Settings are crucial for capturing the night sky. Even a slight variation in a setting can cause a picture to look drastically different. I’d like to clarify that when first starting, I highly recommend shooting in “Night Mode” under “Scene Selection”. This mode allows the camera to automatically choose which setting is best based on the environment around you. Typically, the camera defaults to a long shutter speed (30 seconds) with a low ISO (100-800). This will give you a fairly decent picture, but will oftentimes look quite blurry. This is because the Earth is always moving. While you may not be able to see or feel the Earth’s motion, a camera open for 30 seconds will. For example, stars may appear blurry across the sky or trees may be blurry due to wind.

When shooting, I prefer to have a lower shutter speed (10-15 seconds) with a higher ISO (1600-6400). This will make any light appear brighter while also lessening the effects of movement. For example, the picture of the tent above had the following settings:

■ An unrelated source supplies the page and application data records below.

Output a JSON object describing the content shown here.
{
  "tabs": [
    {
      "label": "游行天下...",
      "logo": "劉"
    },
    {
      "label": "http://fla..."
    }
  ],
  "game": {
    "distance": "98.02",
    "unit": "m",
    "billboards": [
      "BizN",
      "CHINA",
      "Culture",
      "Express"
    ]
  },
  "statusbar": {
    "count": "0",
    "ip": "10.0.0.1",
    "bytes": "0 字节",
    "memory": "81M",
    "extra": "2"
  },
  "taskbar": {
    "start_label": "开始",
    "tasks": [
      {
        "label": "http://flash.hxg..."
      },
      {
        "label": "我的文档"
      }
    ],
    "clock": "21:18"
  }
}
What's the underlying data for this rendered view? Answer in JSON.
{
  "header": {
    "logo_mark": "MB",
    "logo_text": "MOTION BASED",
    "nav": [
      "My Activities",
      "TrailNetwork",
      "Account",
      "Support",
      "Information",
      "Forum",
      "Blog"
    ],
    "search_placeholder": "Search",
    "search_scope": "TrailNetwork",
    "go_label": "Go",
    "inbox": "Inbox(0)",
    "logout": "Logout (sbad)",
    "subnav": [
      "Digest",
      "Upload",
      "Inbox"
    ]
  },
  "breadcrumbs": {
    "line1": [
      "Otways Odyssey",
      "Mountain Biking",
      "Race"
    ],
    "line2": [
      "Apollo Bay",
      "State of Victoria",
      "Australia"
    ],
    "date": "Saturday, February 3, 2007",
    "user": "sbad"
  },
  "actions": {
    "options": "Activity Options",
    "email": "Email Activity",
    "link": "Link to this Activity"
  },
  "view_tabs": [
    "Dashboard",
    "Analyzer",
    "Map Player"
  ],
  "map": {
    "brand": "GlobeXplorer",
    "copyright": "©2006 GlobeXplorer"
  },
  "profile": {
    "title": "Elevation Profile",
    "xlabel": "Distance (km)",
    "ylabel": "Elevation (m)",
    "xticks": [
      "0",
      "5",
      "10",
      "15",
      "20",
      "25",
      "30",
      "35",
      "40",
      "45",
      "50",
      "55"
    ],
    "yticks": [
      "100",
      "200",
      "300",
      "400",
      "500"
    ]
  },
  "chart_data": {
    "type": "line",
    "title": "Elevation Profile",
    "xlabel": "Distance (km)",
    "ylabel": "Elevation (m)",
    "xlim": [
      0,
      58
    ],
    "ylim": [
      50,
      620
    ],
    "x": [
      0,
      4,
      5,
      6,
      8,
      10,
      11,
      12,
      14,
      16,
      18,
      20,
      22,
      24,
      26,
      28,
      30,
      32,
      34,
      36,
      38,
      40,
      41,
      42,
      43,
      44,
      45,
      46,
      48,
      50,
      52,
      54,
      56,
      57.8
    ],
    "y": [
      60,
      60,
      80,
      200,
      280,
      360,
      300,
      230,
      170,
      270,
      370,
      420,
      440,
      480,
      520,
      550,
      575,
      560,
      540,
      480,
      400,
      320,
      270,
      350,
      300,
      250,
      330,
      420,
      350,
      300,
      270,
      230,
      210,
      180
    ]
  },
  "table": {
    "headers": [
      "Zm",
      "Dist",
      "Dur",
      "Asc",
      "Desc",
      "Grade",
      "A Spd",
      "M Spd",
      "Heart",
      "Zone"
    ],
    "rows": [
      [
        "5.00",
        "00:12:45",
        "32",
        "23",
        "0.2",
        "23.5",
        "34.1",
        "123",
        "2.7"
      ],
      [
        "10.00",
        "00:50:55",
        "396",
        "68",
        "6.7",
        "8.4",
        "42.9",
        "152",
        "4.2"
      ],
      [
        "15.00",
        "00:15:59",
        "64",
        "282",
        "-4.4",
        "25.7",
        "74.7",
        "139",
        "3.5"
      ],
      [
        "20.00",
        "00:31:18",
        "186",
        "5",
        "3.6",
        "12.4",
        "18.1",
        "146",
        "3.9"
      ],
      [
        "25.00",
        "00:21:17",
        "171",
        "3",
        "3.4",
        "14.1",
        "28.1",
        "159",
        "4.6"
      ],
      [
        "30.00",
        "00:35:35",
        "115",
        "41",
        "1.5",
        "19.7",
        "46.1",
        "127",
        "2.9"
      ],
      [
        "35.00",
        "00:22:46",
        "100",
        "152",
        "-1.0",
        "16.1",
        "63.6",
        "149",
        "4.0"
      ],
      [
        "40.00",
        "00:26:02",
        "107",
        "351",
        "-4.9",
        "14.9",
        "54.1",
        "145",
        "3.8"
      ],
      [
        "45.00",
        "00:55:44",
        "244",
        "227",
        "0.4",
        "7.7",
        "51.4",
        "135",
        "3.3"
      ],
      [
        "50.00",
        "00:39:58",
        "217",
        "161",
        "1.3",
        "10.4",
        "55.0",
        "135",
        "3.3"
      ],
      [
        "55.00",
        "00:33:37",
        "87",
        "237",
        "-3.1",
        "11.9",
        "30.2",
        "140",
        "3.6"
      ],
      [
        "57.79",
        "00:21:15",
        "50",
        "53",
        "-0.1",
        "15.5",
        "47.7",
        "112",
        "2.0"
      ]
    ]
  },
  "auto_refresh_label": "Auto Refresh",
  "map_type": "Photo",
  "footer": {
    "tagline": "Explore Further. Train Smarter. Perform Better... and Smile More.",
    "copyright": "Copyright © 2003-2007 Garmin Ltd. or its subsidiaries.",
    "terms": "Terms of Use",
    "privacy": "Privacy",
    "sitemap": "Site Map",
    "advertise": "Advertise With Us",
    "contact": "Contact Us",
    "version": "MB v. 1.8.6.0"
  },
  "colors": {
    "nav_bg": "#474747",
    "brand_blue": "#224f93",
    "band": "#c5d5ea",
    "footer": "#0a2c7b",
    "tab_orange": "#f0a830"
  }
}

Exposure time: 15 seconds
ISO: 3200
F-stop: f4

This brought in the light of the galactic core while also minimizing the movement of the foreground and stars. I prefer to shoot with less brightness and to add colors and exposure in when editing.

The northern lights flicker over Montana.
The northern lights flicker of Glacier National Park in Montana.

For the picture above, I used the same concept. I used a higher ISO 1600 with a shutter speed 4 seconds so as not to blur the trees in the foreground. For this picture in particular, I brought down the brightness of the foreground in post-editing so as to focus the attention on the northern lights.

Conclusion
In conclusion, taking night sky pictures wittles down to personal preference. As I mentioned above, I typically target a mid-range shutter speed (10-15 seconds) while keeping a higher ISO (3200-6400) in order to brighten the sky and minimize blur. Based on user preference, these settings can be adjusted to let it more light (higher ISO) or have a longer exposure (more seconds). I recommend taking a few sessions of photos using the “Night Mode” scene selection and then checking the settings the camera used. Hopefully this helps a bit. Feel free to leave questions or comments below!